This guide is made mainly for linux as I don't trust windows. Most tools are closed source and I don't know what else windows does under the hood during formating.
All of these tools should be preinstalled on a typical linux desktop (example Fedora, MX Linux, Manjaro).
WARNING: Please use the correct method for your Drive. Do not overwrite a new SSDs with zeros via dd.
Flash Based (SSD, maybe USB) save data multiple times / move it without deleting the old version.
This is thanks to Wear Leveling (https://en.wikipedia.org/wiki/Wear_leveling) and Write Amplification (https://en.wikipedia.org/wiki/Write_amplification).
This also means that, if you overwrite your SSD with all 0, you are going to write way more data inside of the SSD than only 1 time the size of it. This makes the SSD die more quickly. This is also the reason why "Defragmentation" is not recommended for SSDs.
Paper about the topic of multiple file copies on flash drives: https://www.usenix.org/legacy/events/fast11/tech/full_papers/Wei.pdf
The easiest way to safely delete a single file is the shred command.
By default it overwrites the file 3 times. To also delete the file after overwriting it run the command like this: shred -vu file.txt
-v makes it verbose, -u makes it deallocate and remove the file after overwriting.
BUT: It is recommended to, if you modified the file defragmented your drive, format the whole drive instead. The internal wear leveling could've copied the file multiple times, which makes it recoverable with special tools.
To format a HDD or an USB you can use the dd or badblocks command.
To find out which drive is the one you want to overwrite use the fdisk -l command.
This shows you all the connected devices and their size. The first drive is /dev/sda, the second /dev/sdb and so on. The one you want to format is probably the last one in the list as it is sorted by time of connection.
The fdisk -l command also shows you the logical and physical Sector size. You have to use this in the bs=4096 argument of the dd command. It is recommended to replace the number with the logical sector size of the fdisk output.
Important notice: Using urandom as a source for dd limits the speed of the formating process. For me, with an i5 on manjaro, the urandom source was only producing random output at 40mb/s. It was actually faster to run badblocks with it's 4-times overwriting than dd with urandom once.
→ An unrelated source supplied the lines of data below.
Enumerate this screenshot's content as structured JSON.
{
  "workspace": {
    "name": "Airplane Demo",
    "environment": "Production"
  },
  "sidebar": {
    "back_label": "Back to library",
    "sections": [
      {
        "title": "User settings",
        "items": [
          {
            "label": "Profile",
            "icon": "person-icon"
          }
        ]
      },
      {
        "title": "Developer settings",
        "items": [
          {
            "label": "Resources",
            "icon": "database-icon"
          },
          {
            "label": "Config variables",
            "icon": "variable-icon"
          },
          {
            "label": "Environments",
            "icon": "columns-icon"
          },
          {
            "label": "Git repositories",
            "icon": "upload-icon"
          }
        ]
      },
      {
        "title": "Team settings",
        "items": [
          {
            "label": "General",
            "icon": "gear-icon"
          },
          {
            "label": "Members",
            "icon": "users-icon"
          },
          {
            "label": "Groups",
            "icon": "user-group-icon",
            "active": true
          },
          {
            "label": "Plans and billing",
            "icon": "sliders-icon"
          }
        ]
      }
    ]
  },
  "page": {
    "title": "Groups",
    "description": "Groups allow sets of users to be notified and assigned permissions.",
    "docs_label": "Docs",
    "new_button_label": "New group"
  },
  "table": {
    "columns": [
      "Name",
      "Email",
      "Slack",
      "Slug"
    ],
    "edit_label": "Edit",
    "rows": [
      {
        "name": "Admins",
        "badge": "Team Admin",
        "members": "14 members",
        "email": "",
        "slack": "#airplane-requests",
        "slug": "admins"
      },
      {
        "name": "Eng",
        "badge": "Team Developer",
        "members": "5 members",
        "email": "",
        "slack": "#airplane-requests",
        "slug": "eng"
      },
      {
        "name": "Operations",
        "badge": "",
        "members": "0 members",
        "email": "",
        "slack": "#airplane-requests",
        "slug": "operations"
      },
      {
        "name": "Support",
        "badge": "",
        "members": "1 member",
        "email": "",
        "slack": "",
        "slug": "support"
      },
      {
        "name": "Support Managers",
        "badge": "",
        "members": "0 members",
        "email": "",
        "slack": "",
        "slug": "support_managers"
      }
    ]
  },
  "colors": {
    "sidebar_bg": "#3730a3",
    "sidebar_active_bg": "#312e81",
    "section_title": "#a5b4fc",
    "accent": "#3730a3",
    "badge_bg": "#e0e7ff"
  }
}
If you are sure you have the name of the disk you want to format you can run the command itself. dd overwrites the target with the source of your choice, either all 0s or random data. badblocks overwrites the target with 4 passes of fixed data (not random).
This means badblocks takes longer than dd to complete, but has 4 overwrites in total which makes it a bit better. (Ofcourse you can also run dd 4 times)
To overwrite your device with dd all 0s use the following command and replace sdX with your device from fdisk -l (example sdb):
dd if=/dev/zero of=/dev/sdX bs=4096 status=progressTo overwrite your device with dd and random data use the following command:
dd if=/dev/urandom of=/dev/sdX bs=4096 status=progressTo overwrite your device with badblocks use the following command:
badblocks -wsv /dev/sdX
Warning: As mentioned at the Problems section it is not recommended to overwrite your SSD with random or fixed data. Your SSD should also be connected via ATA/SATA cable and NOT via USB. Also make sure that your SSD is not mounted during the format process.
To format an SSD you should use the ATA Secure Erase command.
To do this follow the guide from the archlinux wiki: https://wiki.archlinux.org/title/Solid_state_drive/Memory_cell_clearing.
As you can read in the archlinux article from above it is no easy task to fully erase an SSD and be sure that all the data is gone.
That's why my tip is: Encrypt your drive itself (with for example veracrypt or cryptsetup).
The recovery tools for deleted files search data that is still on the disk. If you encrypt your data though it is basically unrecoverable as they would need the key to decrypt it aswell. Without the key they don't know if the data is garbage or actually an encrypted file.
This protects you from someone finding your USB in the trash and checking whats on it: Without the key they can't read the data anyways. This removes the need for thorough erasure and cleaning of old drives as one single wipe is enough to ruin everything.
Then you just have to delete / forget the key and your data is forever gone.